● WORK ORDER
Your job is to return every line in the data holding the string "months".

=-=-=

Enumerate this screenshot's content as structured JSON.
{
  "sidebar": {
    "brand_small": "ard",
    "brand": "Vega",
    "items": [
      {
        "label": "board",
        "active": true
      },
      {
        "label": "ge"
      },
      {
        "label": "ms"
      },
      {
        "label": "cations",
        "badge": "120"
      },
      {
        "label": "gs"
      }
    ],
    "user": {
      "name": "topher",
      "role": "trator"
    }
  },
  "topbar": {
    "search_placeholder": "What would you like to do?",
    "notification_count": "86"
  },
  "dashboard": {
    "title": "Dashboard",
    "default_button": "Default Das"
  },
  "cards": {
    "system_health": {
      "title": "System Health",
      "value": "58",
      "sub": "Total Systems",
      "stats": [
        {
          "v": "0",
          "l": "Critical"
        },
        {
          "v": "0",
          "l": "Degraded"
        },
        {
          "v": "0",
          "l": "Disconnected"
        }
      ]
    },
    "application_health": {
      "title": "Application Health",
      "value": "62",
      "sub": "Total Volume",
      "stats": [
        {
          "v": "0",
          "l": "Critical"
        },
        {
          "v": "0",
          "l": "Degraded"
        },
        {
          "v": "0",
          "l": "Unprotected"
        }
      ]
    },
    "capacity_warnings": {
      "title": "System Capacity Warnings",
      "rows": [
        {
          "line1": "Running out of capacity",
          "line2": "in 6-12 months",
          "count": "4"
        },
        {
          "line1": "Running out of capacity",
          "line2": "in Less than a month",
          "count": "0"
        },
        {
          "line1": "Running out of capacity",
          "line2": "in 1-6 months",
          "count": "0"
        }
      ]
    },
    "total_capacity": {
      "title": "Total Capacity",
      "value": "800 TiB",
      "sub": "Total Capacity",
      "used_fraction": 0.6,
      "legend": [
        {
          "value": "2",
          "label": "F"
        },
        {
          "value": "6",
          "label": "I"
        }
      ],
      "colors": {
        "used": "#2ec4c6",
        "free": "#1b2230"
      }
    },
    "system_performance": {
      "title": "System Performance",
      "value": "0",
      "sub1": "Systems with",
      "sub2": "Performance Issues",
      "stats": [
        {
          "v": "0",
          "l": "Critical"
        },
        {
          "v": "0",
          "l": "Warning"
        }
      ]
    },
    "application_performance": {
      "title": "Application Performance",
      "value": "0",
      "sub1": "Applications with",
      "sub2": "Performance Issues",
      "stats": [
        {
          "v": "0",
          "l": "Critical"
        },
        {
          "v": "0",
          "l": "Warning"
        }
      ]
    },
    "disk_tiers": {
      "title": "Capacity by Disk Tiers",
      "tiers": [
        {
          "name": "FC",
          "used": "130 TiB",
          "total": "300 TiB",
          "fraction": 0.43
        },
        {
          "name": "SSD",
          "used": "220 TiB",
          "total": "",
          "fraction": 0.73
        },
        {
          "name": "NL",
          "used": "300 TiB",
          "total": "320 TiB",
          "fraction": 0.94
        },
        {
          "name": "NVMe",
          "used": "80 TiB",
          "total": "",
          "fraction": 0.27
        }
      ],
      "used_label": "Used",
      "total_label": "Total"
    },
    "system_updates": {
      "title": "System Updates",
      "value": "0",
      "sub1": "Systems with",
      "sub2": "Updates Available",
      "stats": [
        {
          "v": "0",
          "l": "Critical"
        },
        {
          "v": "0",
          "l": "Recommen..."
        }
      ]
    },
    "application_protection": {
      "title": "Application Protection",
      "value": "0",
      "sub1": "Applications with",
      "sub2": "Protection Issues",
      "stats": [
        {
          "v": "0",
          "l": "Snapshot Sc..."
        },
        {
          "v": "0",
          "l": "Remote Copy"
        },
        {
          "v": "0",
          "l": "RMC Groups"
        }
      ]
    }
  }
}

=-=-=

● RESPONSE TO THIS EXERCISE
          "line2": "in 6-12 months",
          "line2": "in 1-6 months",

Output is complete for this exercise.